Scientists have discovered a hot, metallic, Earth-sized planet orbiting a dwarf star located 260 million light years away. Named K2-229b, the planet is almost 20 per cent larger than Earth but has a mass which is over two-and-a-half times greater. It reaches a day side temperature of over 2000 degrees Celsius. It is located very close to its host star (0.012 AU, around a hundredth of the distance between the Earth and the Sun), which itself is a medium-sized active K dwarf in the Virgo Constellation. K2-229b orbits this star every fourteen hours.
Using the K2 telescope, researchers from Aix-Marseille Universite in France and University of Warwick in the UK employed the Doppler spectroscopy technique - also known as the 'wobble method' - to discover and characterise this faraway planet. The astronomers knew the planet was there due to dips in the light from its host star as it orbited, periodically blocking starlight.
They then calculated the size, position and mass of K2-229b by measuring the radial velocity of the star, and finding out how much the starlight 'wobbles' during orbit, due to the gravitational tug from the planet, which changes depending on the planet's size. "Mercury stands out from the other Solar System terrestrial planets, showing a very high fraction of iron and implying it formed in a different way," said David Armstrong from the University of Warwick.
"We were surprised to see an exoplanet with the same high density, showing that Mercury-like planets are perhaps not as rare as we thought," Armstrong said. "Interestingly K2-229b is also the innermost planet in a system of at least three planets, though all three orbit much closer to their star than Mercury," he said. The dense, metallic nature of K2-229b has numerous potential origins, and one hypothesis is that its atmosphere might have been eroded by intense stellar wind and flares, as the planet is so close to its star.
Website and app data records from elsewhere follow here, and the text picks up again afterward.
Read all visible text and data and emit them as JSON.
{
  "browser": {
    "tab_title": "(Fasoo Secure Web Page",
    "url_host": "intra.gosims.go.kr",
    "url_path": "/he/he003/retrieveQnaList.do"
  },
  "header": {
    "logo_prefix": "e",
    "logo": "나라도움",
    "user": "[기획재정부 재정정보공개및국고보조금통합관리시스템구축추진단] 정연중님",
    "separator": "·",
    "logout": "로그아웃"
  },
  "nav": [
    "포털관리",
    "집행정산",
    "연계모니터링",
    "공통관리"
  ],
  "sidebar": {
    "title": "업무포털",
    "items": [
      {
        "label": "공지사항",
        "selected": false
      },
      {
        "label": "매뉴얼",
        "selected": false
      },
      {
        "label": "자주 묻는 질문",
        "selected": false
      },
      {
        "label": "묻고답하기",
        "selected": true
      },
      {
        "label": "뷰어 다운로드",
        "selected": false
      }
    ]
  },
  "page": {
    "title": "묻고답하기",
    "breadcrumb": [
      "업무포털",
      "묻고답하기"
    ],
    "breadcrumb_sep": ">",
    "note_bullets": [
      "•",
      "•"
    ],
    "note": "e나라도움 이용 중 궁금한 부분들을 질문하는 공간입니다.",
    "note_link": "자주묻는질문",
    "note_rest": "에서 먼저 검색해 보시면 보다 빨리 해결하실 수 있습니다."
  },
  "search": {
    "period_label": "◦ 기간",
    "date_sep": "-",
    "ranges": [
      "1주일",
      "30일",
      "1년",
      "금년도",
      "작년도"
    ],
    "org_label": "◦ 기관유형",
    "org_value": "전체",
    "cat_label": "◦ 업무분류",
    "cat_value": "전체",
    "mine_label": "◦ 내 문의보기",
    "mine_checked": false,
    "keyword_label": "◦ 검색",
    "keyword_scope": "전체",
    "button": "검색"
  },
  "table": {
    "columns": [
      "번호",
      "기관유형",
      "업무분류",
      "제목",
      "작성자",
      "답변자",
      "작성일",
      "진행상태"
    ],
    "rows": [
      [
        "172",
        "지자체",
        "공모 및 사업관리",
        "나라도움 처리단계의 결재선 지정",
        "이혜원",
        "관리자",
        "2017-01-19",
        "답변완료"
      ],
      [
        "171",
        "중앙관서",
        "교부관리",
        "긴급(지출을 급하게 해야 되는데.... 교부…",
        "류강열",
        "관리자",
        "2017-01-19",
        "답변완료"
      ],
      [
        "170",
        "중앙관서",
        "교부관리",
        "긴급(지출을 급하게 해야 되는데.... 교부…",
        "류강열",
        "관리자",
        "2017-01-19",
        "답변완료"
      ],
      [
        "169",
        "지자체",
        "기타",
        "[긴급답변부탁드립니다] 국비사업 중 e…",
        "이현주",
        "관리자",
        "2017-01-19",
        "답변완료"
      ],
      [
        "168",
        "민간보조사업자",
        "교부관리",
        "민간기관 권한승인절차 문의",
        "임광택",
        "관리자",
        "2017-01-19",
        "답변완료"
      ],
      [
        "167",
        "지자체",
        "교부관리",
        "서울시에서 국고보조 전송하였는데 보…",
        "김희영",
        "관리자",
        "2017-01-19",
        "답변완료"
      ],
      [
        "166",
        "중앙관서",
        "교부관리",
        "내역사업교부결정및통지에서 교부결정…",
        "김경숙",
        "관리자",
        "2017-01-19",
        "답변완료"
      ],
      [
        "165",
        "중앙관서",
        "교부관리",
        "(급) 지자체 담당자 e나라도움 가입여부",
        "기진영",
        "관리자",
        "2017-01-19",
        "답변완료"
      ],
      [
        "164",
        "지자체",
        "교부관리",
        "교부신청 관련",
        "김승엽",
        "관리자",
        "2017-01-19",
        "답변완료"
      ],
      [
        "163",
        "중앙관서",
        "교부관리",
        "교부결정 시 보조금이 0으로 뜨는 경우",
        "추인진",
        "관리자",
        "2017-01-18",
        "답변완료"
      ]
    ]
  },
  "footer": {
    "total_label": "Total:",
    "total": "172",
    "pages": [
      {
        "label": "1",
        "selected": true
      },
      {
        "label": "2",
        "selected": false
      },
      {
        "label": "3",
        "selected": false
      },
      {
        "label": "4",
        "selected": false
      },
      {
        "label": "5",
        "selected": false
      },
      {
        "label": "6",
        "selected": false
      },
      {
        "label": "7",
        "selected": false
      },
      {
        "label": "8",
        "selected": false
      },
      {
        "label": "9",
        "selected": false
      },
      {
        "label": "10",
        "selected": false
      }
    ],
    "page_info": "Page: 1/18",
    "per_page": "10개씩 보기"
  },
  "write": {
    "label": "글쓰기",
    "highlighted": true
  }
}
Another possibility is that K2-229b was formed after a huge impact between two giant astronomical bodies in space billions of years ago - much like the theory that the Moon was formed after Earth collided with a body the size of Mars. Discovering details about far-flung planets across the universe gives us more clues as to how planets in our own solar system formed, researchers said. As K2-229b is similar to Mercury, knowing more about the former can potentially reveal more about the latter, they said.